Royal Mail nearly scuppered this one. When Haris Ioannides, director of Cypriot publisher Armida Publications kindly offered to send me a selection of titles in English, I waited with excitement for the package.
And waited. And waited. A delivery card appeared telling me there was a parcel at the sorting office for me, but when I trotted off to collect it I was met with blank faces. Computer said no.
Eventually, I received an email from Ioannides telling me that the three books, having travelled to London and back, were now in Nicosia again. Could he send me the ebook pdfs instead?
By this stage, buoyed by British-Cypriot writer Lorna V’s enthusiasm for the writers on Ioannides’s list, I had already ordered a copy of Nora Nadjarian’s Ledra Street. However, given past form, I thought I’d play safe and get the ebook version too. Ioannides emailed me the files, whereupon the print volume arrived. I now had two copies: one for each eye.
As it turns out, this doubled reading experience was particularly appropriate for Ledra Street, a short story collection set in Nicosia, the last divided capital city in the world. Terse, jagged and sometimes fragmentary, Nadjarian’s tales capture moments in lives and psyches sundered when the island was split in two during the Turkish invasion of 1974. Ledra Street, once a bustling thoroughfare, is now a blind alley populated by people yearning for things they can never attain: an estranged son, a perfect love, or simply ‘a time when Ledra Street was whole, non-pedestrianised, and we still called Turkish coffee, Turkish’.
Nadjarian’s attention to detail and use of the mundane to capture the extraordinary experience of seeing your homeland torn in half make the book. Whether she’s describing politicians rambling on a TV chat show, a disastrous haircut or a trip to a museum, the writer portrays the irreconcilable rifts in perspective that leave people isolated and sad. One of the most successful stories in the book, ‘Guided Tour’, for example, sees a woman leading a group of tourists around the city’s sites, and portrays the gulf between their casual absorption of the neat list of facts she reels off and the turbulent emotions behind the events:
‘Everything makes perfect sense. Of course, of course, history when it becomes history, when it can be read in history books, when it can be talked about by tourist guides, makes perfect sense. The only way out.
‘What a strange thing, a rare pain, to be trapped in your own country.’

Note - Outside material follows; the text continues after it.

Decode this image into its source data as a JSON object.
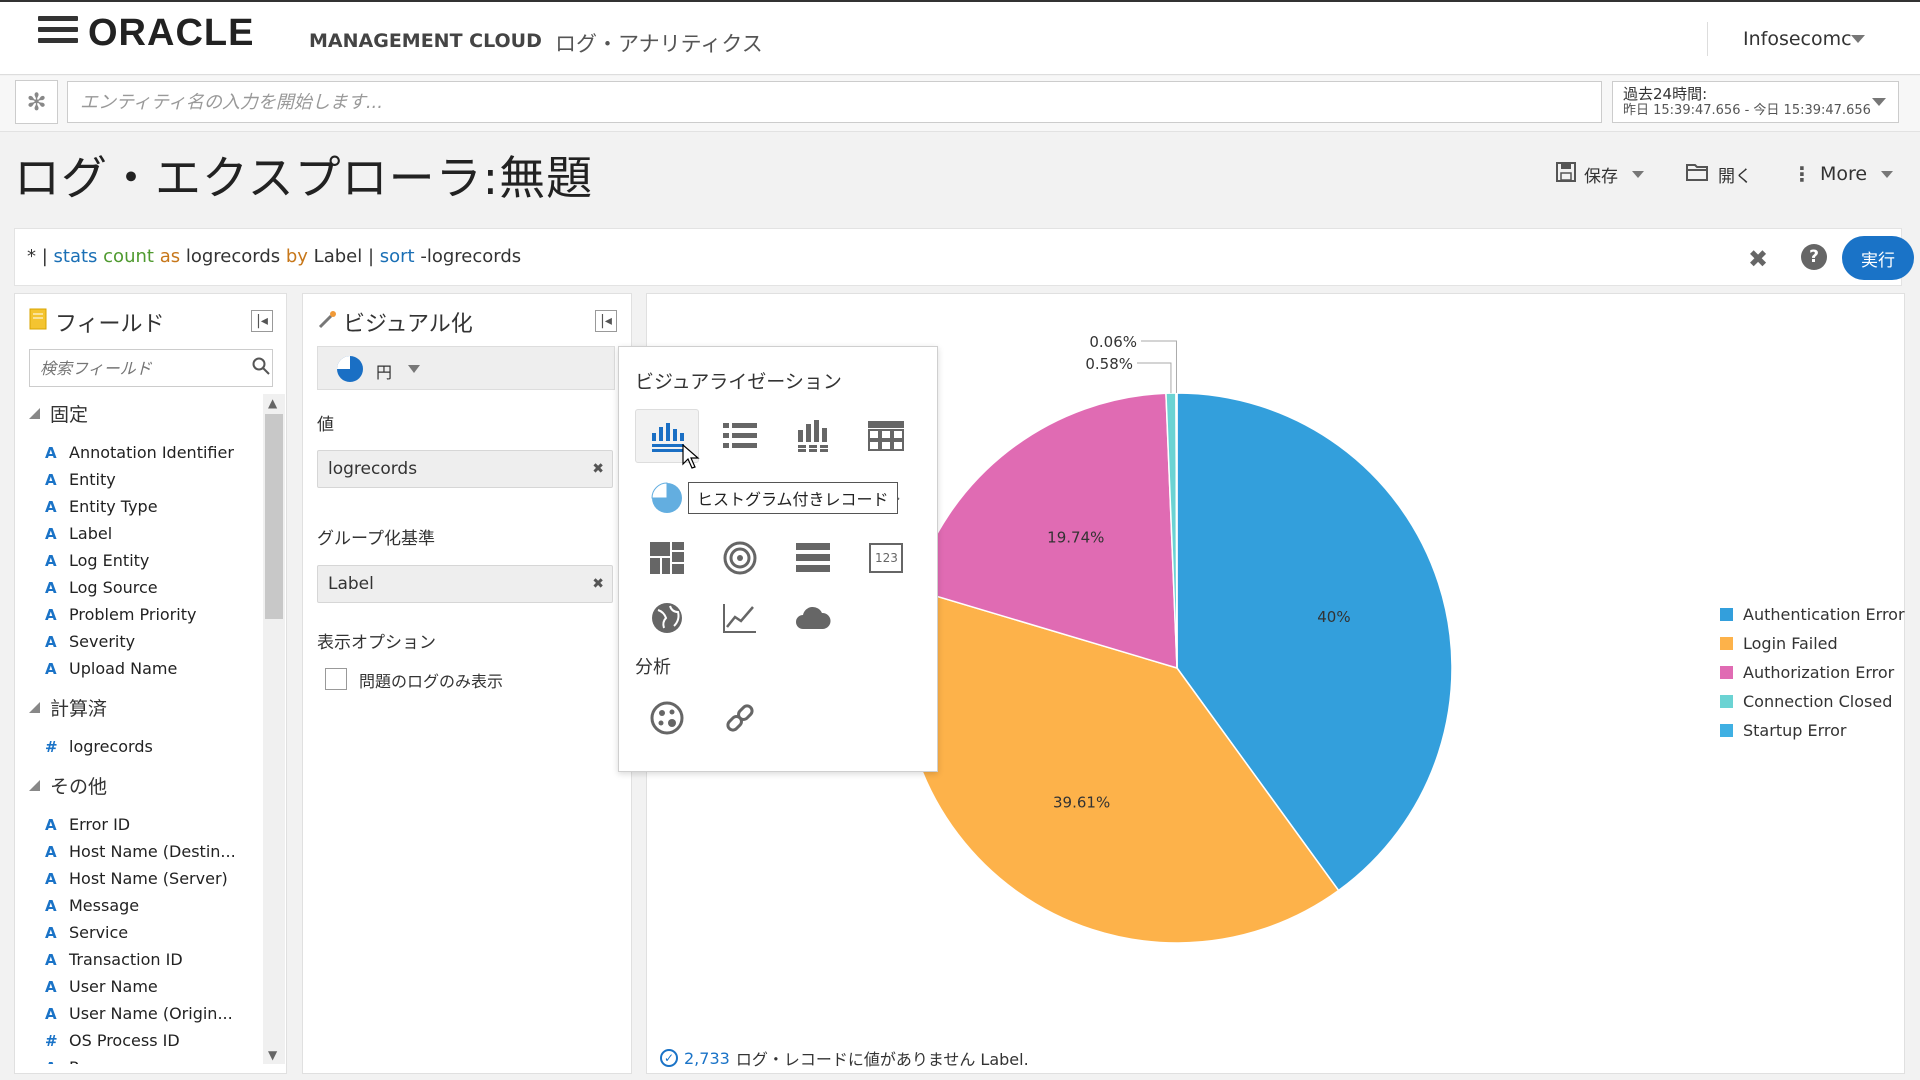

This packing of meaning into street signs and small talk, combined with the brevity of many of the pieces, gives them a poetic quality. At times, it almost feels as though they are poems that have been stretched like canvasses across the page to fill the space of stories. This impression is enhanced by Nadjarian’s creative use of language, which sees metaphors blurred and spread over paragraphs like watercolour paints.
Occasionally, the fragmentary nature of the pieces is too stark. I wasn’t sold on the ‘Ten Nights at the Movies’ vignettes, which ended the book and felt faintly contrived. Similarly, one or two of the ‘Ten Little Stories of Love and Hate’ were so stripped back as to teeter into the banal.
On the whole though, this is a powerful series of pieces that harnesses violent gusts of emotion in taut writing, pulling the collection along at an exhilirating pace. Familiar and yet strange, European and yet not, Nadjarian’s voice reveals what word artists can achieve, creating a lively collection that intrigues, delights and challenges. I’m very glad my copies found their way to me in the end.
Ledra Street by Nora Nadjarian (Armida Publications, 2006)